Data Start Marker

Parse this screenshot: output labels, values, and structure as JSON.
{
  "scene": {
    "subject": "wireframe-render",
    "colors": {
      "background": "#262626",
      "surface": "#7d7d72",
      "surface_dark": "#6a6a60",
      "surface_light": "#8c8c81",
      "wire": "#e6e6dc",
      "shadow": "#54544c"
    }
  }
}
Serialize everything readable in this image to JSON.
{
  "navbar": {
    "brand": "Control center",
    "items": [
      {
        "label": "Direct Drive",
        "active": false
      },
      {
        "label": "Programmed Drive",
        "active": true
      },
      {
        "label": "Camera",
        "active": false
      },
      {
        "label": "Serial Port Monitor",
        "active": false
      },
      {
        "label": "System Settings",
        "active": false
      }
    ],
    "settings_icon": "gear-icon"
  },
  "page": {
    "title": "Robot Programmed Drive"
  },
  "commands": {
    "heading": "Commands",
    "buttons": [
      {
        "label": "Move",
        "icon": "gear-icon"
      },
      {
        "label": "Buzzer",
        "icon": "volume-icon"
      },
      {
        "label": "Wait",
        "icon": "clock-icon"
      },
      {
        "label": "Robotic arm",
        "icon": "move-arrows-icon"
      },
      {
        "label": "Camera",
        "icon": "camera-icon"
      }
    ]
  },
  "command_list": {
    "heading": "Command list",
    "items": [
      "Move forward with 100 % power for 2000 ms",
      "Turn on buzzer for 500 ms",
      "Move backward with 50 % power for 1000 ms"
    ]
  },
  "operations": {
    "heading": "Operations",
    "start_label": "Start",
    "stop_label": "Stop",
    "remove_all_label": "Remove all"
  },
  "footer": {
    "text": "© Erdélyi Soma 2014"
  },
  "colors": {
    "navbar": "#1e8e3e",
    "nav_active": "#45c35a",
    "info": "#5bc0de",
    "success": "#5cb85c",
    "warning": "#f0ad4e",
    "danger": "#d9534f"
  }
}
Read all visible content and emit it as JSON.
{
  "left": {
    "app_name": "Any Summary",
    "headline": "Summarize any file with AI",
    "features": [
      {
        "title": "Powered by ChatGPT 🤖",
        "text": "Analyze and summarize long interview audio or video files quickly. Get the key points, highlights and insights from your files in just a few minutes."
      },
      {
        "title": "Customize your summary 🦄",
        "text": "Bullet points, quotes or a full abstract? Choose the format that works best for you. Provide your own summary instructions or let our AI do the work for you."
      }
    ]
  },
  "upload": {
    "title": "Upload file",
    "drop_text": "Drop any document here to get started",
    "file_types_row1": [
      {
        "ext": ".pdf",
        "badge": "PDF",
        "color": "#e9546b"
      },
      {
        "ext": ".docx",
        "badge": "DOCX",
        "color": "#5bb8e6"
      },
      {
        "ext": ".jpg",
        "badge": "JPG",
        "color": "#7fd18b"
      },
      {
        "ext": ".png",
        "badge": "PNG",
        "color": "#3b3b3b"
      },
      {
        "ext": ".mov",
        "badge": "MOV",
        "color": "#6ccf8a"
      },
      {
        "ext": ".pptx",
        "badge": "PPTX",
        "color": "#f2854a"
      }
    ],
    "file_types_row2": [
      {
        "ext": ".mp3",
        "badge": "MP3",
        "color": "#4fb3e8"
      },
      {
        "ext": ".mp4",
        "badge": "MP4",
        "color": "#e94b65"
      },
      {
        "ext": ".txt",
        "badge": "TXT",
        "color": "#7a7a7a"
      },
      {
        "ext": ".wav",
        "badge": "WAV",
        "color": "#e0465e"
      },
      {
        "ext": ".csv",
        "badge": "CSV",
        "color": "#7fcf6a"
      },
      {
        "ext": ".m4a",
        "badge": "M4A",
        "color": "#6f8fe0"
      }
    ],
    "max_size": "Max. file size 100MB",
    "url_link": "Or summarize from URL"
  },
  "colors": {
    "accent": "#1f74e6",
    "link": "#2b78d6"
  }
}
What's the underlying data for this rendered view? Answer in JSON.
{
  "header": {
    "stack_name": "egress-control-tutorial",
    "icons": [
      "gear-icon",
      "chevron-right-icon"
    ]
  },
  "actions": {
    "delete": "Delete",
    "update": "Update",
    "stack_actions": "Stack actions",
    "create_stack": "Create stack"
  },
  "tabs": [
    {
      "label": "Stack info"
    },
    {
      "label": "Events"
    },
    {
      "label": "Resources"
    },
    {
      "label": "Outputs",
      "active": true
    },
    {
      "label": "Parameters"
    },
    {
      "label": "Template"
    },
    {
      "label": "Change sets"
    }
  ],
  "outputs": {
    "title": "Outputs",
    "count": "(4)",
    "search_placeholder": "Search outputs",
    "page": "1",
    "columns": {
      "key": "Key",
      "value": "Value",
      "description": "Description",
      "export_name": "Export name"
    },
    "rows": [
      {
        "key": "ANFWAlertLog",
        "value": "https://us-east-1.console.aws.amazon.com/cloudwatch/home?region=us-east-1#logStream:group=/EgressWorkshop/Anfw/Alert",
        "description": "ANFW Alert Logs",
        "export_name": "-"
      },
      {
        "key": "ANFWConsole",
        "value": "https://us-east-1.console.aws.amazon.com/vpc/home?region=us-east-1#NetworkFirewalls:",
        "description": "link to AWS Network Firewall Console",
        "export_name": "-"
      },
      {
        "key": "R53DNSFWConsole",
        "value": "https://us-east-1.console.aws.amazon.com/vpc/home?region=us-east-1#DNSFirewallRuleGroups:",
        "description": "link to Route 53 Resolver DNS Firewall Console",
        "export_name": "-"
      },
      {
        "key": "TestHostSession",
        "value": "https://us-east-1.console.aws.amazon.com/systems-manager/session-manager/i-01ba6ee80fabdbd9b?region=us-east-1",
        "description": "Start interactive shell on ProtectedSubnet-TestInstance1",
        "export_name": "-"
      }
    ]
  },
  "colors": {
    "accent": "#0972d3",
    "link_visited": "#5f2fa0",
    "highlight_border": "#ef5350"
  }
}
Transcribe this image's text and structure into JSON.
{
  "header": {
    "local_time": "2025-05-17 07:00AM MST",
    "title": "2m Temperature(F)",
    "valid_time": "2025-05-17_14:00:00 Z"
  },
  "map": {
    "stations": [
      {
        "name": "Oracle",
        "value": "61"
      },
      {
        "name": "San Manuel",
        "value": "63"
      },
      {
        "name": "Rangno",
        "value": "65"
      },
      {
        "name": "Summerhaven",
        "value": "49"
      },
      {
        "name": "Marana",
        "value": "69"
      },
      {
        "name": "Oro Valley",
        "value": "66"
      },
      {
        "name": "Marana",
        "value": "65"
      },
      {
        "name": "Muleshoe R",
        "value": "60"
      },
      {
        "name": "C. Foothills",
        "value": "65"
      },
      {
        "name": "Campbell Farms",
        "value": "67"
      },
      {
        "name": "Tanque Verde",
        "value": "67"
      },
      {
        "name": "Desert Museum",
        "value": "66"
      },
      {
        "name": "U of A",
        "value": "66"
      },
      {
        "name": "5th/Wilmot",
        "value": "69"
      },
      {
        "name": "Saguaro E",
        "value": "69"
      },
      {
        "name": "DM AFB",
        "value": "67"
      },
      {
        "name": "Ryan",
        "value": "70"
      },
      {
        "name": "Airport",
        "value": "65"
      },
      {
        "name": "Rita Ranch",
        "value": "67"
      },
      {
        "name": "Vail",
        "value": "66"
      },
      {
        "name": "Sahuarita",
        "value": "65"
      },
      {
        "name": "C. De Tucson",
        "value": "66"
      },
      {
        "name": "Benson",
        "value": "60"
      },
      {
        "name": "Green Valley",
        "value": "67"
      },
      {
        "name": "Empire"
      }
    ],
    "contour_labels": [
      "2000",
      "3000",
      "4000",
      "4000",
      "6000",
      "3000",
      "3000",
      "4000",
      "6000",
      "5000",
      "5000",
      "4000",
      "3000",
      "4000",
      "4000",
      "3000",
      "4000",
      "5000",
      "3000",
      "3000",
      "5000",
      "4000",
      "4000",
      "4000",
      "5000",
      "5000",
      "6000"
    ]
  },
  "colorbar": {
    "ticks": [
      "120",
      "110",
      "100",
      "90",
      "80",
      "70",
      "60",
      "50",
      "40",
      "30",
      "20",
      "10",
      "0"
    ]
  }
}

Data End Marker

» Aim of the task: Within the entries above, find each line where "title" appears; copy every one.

» Result below:
    "title": "Robot Programmed Drive"
        "title": "Powered by ChatGPT 🤖",
        "title": "Customize your summary 🦄",
    "title": "Upload file",
    "title": "Outputs",
    "title": "2m Temperature(F)",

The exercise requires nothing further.